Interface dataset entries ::
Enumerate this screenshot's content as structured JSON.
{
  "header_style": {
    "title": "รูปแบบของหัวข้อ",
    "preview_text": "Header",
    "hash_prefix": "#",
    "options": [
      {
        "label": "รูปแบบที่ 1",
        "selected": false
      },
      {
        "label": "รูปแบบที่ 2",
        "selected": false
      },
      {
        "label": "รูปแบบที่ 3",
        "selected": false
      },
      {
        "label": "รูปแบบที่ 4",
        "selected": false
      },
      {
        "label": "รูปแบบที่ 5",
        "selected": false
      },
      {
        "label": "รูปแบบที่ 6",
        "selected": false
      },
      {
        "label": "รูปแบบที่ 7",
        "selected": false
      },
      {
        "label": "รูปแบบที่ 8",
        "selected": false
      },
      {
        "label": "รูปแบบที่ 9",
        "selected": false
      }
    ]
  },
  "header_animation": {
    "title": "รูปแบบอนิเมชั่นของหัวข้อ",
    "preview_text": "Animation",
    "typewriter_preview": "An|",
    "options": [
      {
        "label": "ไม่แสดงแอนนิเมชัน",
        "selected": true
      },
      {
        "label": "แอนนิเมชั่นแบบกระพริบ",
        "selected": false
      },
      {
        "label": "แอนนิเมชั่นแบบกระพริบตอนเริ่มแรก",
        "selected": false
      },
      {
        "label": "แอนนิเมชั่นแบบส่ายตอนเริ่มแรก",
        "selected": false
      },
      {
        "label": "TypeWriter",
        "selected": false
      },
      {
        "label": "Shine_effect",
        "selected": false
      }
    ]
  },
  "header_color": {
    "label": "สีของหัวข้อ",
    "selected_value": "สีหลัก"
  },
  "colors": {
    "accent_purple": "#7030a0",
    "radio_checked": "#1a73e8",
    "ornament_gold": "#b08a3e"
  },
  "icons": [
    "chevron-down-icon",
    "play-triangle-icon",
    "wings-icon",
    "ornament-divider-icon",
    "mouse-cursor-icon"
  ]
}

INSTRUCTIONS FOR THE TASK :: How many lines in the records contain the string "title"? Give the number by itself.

SOLUTION TO THE EXERCISE :: 2